Once I got to Como, I decided that I’d go out exploring on foot, even though I knew that I wasn’t able to walk a long distance to or fro. I picked a day route straight from Como’s city center, and it turned out to be an urban adventure through some side streets:
The footpath led up some steep switchbacks to the town of Brunate, which sits high above Como on a hill. A funicolare (cable car) also runs from Como to Brunate, and one of the footpaths zigzags right underneath it. I suppose lots of people take the funicolare up to get a glimpse, as I did, of Como from this scenic spot:
From Brunate, a fantastic woodsy trail continued at a gentle slope all the way to the summit of Montepiatto. I didn’t go all the way to Montepiatto’s summit, but instead took a sidetrip to another interesting natural feature called the Pietra Nariola. Basically, this was a big boulder you could stand upon and get the same view of Como as the one above.
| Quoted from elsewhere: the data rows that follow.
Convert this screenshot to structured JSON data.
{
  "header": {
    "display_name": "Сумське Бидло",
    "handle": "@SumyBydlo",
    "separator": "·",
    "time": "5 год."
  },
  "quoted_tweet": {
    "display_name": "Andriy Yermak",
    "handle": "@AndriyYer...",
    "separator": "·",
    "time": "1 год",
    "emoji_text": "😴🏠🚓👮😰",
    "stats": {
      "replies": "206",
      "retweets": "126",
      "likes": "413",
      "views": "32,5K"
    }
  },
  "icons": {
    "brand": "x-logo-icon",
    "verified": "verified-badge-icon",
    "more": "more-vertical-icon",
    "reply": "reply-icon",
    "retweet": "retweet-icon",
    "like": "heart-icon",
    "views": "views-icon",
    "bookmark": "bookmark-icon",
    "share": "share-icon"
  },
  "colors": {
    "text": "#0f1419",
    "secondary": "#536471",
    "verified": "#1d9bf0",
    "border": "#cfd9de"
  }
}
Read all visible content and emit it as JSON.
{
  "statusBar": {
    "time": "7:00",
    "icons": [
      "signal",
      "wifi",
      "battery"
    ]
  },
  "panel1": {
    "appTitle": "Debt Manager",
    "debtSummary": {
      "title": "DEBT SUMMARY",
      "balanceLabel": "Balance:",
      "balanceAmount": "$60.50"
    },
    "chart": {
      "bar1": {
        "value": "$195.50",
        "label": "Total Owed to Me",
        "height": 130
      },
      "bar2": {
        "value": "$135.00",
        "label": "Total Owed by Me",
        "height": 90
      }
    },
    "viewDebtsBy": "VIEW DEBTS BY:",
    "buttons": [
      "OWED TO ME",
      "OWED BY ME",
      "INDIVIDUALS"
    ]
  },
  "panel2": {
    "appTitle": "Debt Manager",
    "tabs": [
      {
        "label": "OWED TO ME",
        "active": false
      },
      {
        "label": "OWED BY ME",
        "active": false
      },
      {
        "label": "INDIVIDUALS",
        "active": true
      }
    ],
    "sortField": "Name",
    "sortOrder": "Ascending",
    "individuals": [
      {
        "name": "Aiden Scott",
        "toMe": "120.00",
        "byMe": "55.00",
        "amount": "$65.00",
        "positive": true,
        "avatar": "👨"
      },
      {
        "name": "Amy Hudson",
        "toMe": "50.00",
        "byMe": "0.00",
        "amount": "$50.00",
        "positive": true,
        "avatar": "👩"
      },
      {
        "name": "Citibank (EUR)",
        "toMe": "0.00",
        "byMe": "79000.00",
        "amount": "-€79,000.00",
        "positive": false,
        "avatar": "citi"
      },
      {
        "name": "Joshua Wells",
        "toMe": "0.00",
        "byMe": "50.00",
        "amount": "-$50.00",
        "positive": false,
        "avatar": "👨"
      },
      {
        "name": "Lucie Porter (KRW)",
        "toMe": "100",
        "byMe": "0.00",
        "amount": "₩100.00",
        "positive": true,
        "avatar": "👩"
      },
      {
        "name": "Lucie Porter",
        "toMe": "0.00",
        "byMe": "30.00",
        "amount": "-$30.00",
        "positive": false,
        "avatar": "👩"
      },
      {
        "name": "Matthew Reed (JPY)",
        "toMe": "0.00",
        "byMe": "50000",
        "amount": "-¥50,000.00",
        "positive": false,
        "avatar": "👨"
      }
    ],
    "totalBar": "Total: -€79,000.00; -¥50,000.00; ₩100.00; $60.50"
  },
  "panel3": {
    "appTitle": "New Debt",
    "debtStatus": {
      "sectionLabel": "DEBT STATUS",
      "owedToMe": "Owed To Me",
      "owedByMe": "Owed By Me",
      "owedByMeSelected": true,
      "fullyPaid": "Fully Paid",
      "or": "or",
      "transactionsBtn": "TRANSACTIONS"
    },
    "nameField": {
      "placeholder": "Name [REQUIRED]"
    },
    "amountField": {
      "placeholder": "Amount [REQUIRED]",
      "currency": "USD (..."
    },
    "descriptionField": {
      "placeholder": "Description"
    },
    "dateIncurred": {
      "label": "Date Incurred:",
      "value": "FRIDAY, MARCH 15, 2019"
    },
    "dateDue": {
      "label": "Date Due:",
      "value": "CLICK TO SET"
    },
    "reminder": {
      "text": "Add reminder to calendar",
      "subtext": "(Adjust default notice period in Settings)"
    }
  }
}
I made it back to Como in time to do a little lounging around at the Villa Olmo pool…
…and the following morning, I took a train down to Milan station (below), where I connected to another train that took me back north to Switzerland and then west all the way home to Chamonix.
In eight days, I covered a distance of around 210 miles. I was able to explore the modern landscapes that prompted William Wordsworth to write some of the most inspired poetry in the English language. I came home with raw feet and with a greater understanding of how adventurous Wordsworth and Jones were…they walked for fourteen weeks, after all, and then took a ferry back across the English Channel, where they returned like good lads to their studies at Cambridge.
Note: this post is the final one in a series of posts about my recent attempt to retrace William Wordsworth’s footsteps from Chamonix, France to Como, Italy on the walking holiday the poet took with his friend Robert Jones in 1790.